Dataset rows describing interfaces

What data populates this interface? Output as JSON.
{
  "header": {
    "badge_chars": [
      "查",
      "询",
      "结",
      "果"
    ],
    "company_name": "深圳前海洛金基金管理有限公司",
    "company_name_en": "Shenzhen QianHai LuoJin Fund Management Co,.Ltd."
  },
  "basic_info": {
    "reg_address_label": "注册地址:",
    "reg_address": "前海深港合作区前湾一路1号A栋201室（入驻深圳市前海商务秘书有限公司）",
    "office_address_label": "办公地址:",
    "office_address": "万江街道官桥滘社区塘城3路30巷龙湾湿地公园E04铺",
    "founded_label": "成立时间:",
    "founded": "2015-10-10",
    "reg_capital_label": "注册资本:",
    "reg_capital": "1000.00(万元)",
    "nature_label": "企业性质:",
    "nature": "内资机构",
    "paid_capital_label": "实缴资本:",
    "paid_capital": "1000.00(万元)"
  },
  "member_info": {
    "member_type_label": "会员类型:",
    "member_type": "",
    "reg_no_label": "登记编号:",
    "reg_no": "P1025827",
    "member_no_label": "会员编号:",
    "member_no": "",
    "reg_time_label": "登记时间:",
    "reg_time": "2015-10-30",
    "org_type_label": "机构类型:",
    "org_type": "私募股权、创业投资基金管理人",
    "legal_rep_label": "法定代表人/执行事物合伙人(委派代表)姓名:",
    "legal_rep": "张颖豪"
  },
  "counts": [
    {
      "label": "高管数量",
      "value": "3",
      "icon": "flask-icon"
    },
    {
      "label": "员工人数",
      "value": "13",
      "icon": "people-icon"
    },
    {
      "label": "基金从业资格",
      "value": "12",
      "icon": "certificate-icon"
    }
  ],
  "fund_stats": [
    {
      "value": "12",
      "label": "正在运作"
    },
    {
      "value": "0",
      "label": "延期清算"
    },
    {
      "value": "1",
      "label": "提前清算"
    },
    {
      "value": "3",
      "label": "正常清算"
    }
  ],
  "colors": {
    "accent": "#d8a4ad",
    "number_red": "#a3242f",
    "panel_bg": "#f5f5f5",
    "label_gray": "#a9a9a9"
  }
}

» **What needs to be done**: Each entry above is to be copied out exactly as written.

» **Result**:
What data populates this interface? Output as JSON.
{
  "header": {
    "badge_chars": [
      "查",
      "询",
      "结",
      "果"
    ],
    "company_name": "深圳前海洛金基金管理有限公司",
    "company_name_en": "Shenzhen QianHai LuoJin Fund Management Co,.Ltd."
  },
  "basic_info": {
    "reg_address_label": "注册地址:",
    "reg_address": "前海深港合作区前湾一路1号A栋201室（入驻深圳市前海商务秘书有限公司）",
    "office_address_label": "办公地址:",
    "office_address": "万江街道官桥滘社区塘城3路30巷龙湾湿地公园E04铺",
    "founded_label": "成立时间:",
    "founded": "2015-10-10",
    "reg_capital_label": "注册资本:",
    "reg_capital": "1000.00(万元)",
    "nature_label": "企业性质:",
    "nature": "内资机构",
    "paid_capital_label": "实缴资本:",
    "paid_capital": "1000.00(万元)"
  },
  "member_info": {
    "member_type_label": "会员类型:",
    "member_type": "",
    "reg_no_label": "登记编号:",
    "reg_no": "P1025827",
    "member_no_label": "会员编号:",
    "member_no": "",
    "reg_time_label": "登记时间:",
    "reg_time": "2015-10-30",
    "org_type_label": "机构类型:",
    "org_type": "私募股权、创业投资基金管理人",
    "legal_rep_label": "法定代表人/执行事物合伙人(委派代表)姓名:",
    "legal_rep": "张颖豪"
  },
  "counts": [
    {
      "label": "高管数量",
      "value": "3",
      "icon": "flask-icon"
    },
    {
      "label": "员工人数",
      "value": "13",
      "icon": "people-icon"
    },
    {
      "label": "基金从业资格",
      "value": "12",
      "icon": "certificate-icon"
    }
  ],
  "fund_stats": [
    {
      "value": "12",
      "label": "正在运作"
    },
    {
      "value": "0",
      "label": "延期清算"
    },
    {
      "value": "1",
      "label": "提前清算"
    },
    {
      "value": "3",
      "label": "正常清算"
    }
  ],
  "colors": {
    "accent": "#d8a4ad",
    "number_red": "#a3242f",
    "panel_bg": "#f5f5f5",
    "label_gray": "#a9a9a9"
  }
}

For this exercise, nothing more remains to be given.